Semoga. Suatu hari nanti. Jika kesempatan itu datang. Dan jika kita tidak pernah bertemu lagi pun, tak mengapa. Surat-suratmu itu akan menjelma menjadi sesuatu yang pada saatnya akan menyentuh hidupmu juga. Until then, be happy. Like always.
And stay sweet.
I saw you on a boat-ride from Bangsal to Gili Trawangan. You were sitting by yourself not far from the bow, resting your back on the wooden pole. You had a bottle of mineral water in your hand. It was hard to guess, at first (especially from this distance), whether you came from a Latin or South Asian descendent. There was something ‘foreign’ about the way you carry yourself, about the golden color of your skin, about the structure of your bones, about the small backpack lying next to you. I just knew that you were not from here. Then I zoomed at you through my camera lens, noticed the red string bracelet on your wrist, and made my guess.
I noticed you because from where I sat, you looked like a painting.
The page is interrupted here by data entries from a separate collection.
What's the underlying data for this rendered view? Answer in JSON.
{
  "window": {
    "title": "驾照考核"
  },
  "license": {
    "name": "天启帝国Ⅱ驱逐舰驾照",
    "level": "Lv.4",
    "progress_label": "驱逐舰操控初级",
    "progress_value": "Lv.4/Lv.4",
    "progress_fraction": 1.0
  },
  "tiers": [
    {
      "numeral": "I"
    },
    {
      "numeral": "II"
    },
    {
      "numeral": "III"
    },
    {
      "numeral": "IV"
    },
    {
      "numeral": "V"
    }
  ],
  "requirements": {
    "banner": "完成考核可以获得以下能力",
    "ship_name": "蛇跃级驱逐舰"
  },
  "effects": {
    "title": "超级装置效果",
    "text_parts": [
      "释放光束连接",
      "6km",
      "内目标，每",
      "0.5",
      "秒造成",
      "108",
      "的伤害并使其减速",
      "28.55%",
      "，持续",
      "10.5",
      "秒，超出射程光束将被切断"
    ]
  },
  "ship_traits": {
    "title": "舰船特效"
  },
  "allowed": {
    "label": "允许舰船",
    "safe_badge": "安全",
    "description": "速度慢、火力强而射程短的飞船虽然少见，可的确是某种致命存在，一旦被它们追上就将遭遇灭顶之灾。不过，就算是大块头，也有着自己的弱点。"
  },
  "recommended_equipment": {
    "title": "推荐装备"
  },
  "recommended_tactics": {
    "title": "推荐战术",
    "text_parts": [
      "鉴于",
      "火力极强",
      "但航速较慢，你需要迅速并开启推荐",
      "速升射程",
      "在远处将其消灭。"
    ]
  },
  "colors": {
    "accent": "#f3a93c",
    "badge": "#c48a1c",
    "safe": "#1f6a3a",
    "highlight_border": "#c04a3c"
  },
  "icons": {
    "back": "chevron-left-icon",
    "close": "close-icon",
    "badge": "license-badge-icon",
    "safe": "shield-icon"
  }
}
You just sat there, gazing at the ocean, not moving. What are you up to? Why are you here? I wondered what went through your mind back then. Did you think about the girl that you loved? Why did you leave her? Or why did she leave you? Did you miss her? Did you come to this island all by yourself to run away from those painful memories? Would you write her during your stay here? Would you send her a postcard? Or texted her when you reached the port just for the sake of the good old times?
What is your story?
Some people asked me where do I get the inspiration to write. Well, to be honest, it’s from him. The guy I met on a 30-minute boat-ride. The woman who sold olive hand cream in Fira. Two Japanese guys at Dubai airport who passed me by at around 2 a.m. The bartender at Palia Kameni. The male flight attendant with a sad look on his face. An old taxi driver in Lagos who sat next to me and started talking to me in Portuguese. A guy who took my hand and asked me to dance the night away by the pool. The girl behind the cinema’s popcorn counter. The owner of a small food stall and his teenage son. Someone inside a panda costume, who sat alone by the beach on a sunny afternoon…
I didn’t know who you are. I didn’t know your name. We didn’t really talk. But I looked at you, and a story popped up in my mind.